**DATASET:**
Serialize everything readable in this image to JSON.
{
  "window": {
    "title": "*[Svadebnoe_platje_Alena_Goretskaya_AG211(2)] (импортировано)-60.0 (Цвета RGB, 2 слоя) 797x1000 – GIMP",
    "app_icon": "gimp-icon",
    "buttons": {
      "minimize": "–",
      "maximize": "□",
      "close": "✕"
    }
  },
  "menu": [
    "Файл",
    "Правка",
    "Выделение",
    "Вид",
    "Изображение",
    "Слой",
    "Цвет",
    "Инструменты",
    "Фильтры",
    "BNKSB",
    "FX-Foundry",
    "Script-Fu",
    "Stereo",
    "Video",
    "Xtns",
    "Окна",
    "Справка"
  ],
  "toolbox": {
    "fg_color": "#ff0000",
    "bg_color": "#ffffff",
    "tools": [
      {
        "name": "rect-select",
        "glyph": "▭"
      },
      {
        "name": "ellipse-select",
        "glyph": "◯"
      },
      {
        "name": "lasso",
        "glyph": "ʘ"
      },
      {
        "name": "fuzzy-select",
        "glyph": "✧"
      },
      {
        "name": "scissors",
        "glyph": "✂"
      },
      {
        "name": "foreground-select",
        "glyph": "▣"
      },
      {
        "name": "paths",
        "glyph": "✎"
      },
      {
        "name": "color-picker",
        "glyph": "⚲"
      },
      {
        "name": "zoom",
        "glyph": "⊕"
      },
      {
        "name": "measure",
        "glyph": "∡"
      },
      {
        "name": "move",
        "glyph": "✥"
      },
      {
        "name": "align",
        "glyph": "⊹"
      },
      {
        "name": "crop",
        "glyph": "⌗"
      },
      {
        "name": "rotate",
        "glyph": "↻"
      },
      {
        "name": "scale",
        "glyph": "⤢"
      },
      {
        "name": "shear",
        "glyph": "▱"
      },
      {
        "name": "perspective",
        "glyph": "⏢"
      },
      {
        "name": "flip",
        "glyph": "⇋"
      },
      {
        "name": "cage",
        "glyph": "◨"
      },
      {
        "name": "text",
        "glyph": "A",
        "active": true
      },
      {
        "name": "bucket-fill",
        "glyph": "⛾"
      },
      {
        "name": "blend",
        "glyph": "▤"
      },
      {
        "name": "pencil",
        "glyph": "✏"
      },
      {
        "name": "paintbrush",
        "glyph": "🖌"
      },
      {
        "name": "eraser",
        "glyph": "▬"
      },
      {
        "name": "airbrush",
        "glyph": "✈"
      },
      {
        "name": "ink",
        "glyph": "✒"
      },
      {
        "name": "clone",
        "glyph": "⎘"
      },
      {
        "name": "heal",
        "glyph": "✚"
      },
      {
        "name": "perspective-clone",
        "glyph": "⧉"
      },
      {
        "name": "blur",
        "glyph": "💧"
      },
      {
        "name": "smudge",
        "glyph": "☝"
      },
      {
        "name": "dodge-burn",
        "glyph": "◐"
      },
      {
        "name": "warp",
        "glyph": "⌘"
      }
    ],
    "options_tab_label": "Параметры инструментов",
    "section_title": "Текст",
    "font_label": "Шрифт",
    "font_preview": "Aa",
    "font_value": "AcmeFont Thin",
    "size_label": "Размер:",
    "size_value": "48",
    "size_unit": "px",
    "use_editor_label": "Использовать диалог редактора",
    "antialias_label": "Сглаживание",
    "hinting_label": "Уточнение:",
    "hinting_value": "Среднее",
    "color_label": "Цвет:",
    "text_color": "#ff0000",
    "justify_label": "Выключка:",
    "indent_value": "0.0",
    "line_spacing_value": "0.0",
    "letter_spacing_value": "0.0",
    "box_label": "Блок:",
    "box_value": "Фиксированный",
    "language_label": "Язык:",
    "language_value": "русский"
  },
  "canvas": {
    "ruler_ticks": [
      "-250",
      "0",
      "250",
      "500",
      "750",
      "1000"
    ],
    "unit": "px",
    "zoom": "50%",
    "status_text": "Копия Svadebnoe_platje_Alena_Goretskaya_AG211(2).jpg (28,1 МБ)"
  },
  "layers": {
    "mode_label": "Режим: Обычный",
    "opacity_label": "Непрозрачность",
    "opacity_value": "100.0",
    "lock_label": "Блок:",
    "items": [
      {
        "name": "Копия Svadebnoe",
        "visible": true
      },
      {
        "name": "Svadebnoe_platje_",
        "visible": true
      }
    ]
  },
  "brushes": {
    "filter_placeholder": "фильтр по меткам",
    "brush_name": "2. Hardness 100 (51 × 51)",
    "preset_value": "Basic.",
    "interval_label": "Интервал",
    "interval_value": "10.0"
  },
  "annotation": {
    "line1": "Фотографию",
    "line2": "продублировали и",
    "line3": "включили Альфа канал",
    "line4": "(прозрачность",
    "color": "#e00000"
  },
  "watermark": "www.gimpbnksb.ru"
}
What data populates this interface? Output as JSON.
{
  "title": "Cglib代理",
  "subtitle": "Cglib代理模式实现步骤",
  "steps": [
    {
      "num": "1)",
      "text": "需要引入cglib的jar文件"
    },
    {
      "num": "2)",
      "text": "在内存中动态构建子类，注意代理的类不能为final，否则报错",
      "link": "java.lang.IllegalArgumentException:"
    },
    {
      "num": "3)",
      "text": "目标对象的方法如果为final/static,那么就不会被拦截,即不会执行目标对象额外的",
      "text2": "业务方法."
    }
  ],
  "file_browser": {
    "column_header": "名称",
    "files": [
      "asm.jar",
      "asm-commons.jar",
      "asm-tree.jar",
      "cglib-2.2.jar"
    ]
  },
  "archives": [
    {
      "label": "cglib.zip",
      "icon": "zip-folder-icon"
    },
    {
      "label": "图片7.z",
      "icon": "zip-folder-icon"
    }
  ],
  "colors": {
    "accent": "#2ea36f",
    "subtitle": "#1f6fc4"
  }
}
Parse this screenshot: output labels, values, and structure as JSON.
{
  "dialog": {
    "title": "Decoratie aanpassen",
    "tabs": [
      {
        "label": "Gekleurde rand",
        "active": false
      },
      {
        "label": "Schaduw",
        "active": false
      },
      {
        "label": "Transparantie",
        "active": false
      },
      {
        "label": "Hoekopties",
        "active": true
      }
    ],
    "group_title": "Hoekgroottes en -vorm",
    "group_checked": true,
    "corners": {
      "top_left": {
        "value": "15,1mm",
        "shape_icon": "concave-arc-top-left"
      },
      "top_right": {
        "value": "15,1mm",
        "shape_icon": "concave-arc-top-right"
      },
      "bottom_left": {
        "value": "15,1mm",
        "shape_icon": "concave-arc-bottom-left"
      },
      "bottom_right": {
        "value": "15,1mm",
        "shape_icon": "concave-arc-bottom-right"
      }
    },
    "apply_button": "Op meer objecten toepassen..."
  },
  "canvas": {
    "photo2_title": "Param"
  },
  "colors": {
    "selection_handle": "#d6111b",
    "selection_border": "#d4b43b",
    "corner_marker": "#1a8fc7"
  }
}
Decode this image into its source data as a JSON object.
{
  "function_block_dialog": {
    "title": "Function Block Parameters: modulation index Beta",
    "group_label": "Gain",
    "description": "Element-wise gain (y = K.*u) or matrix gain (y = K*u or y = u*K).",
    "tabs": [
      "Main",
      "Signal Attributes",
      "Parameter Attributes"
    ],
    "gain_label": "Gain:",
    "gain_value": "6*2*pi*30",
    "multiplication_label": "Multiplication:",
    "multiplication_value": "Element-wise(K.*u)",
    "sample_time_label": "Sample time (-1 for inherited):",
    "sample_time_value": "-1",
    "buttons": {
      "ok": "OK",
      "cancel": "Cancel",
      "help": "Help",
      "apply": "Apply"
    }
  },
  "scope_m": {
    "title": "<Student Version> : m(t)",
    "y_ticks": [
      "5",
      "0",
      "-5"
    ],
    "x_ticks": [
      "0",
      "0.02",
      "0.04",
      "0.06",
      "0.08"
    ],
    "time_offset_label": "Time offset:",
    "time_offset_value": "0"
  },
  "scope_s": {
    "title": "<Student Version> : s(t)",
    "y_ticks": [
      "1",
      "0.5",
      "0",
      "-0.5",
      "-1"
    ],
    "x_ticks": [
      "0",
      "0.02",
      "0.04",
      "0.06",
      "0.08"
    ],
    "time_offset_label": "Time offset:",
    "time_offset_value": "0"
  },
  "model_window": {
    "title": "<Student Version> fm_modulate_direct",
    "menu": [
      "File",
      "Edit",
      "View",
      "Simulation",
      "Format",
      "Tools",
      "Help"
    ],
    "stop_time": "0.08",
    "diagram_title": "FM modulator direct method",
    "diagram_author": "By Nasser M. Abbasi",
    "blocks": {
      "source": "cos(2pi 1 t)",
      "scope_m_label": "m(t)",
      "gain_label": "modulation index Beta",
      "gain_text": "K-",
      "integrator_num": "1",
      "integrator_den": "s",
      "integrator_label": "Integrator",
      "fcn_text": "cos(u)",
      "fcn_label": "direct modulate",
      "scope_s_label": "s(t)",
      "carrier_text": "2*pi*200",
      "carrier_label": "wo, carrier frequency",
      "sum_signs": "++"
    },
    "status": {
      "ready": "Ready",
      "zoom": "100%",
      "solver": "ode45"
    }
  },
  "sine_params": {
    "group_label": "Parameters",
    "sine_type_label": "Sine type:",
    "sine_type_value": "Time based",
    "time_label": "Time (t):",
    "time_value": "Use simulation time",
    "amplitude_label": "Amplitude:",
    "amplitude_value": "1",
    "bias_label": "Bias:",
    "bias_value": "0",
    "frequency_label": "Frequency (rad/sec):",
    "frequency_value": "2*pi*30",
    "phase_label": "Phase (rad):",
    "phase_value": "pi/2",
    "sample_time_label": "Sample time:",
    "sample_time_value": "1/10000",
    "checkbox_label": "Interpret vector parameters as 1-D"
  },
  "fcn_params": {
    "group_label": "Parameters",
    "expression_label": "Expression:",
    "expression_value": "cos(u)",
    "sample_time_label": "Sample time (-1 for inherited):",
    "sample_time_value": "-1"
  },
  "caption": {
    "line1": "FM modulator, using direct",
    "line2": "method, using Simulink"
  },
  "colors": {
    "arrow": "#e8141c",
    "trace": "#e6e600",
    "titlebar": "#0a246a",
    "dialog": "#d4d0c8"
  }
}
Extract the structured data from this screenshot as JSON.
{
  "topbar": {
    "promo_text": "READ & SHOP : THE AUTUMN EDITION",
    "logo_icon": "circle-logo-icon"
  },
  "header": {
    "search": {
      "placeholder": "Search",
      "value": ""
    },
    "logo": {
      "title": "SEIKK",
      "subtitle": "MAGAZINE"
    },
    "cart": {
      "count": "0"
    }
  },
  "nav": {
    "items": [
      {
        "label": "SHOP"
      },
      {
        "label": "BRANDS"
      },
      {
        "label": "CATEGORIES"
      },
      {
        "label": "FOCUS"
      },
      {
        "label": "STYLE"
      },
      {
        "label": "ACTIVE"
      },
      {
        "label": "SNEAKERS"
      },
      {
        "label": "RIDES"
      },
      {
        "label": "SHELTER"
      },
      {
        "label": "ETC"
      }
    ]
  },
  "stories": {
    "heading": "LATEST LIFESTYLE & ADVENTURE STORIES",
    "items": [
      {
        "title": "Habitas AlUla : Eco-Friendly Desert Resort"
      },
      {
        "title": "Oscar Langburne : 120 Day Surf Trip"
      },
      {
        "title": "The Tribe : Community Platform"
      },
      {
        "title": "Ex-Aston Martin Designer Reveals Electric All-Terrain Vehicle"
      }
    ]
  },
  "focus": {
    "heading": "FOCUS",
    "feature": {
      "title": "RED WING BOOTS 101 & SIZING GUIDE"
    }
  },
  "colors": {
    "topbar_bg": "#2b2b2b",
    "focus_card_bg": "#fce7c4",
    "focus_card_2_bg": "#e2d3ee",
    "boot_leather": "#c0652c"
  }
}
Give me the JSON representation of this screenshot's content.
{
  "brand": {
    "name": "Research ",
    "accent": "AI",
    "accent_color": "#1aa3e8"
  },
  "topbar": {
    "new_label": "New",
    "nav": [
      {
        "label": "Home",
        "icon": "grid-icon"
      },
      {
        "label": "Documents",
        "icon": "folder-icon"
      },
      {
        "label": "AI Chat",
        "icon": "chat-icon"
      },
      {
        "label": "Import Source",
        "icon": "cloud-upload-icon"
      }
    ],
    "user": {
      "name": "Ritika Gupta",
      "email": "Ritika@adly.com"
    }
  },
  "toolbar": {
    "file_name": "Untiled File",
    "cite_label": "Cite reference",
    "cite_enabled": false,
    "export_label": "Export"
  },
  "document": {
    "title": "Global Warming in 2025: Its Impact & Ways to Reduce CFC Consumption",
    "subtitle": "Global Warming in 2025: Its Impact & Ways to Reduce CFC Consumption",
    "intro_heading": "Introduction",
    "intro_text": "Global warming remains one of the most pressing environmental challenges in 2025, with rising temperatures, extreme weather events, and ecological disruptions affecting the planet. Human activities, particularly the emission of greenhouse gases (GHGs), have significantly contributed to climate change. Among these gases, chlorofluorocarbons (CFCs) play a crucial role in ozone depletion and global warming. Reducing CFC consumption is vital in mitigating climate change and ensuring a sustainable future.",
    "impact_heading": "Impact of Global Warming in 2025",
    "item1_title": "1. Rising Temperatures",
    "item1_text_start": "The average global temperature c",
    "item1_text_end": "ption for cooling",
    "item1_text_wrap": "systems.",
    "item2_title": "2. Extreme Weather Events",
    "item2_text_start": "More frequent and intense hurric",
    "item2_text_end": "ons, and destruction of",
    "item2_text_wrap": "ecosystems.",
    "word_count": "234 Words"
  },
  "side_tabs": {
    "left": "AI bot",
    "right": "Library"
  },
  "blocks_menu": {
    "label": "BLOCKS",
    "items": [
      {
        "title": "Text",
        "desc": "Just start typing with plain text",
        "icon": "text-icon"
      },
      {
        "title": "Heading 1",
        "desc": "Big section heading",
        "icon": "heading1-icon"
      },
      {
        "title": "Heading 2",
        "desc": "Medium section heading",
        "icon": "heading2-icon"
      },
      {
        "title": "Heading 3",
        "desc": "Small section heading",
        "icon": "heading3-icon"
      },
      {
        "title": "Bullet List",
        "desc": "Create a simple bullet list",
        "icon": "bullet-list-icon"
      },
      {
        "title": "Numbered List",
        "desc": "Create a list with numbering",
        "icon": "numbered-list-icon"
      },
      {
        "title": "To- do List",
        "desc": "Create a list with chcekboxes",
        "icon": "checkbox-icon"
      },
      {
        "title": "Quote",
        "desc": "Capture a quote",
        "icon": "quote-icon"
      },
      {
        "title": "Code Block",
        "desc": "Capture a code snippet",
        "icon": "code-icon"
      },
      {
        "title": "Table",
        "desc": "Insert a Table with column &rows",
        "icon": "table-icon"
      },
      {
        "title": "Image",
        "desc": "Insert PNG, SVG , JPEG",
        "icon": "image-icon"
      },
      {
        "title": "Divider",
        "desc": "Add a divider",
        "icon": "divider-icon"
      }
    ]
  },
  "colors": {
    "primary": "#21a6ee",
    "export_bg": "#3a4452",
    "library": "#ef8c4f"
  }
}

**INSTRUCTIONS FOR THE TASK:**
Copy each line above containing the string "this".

**REPLY:**
Serialize everything readable in this image to JSON.
What data populates this interface? Output as JSON.
Parse this screenshot: output labels, values, and structure as JSON.
Decode this image into its source data as a JSON object.
Extract the structured data from this screenshot as JSON.
Give me the JSON representation of this screenshot's content.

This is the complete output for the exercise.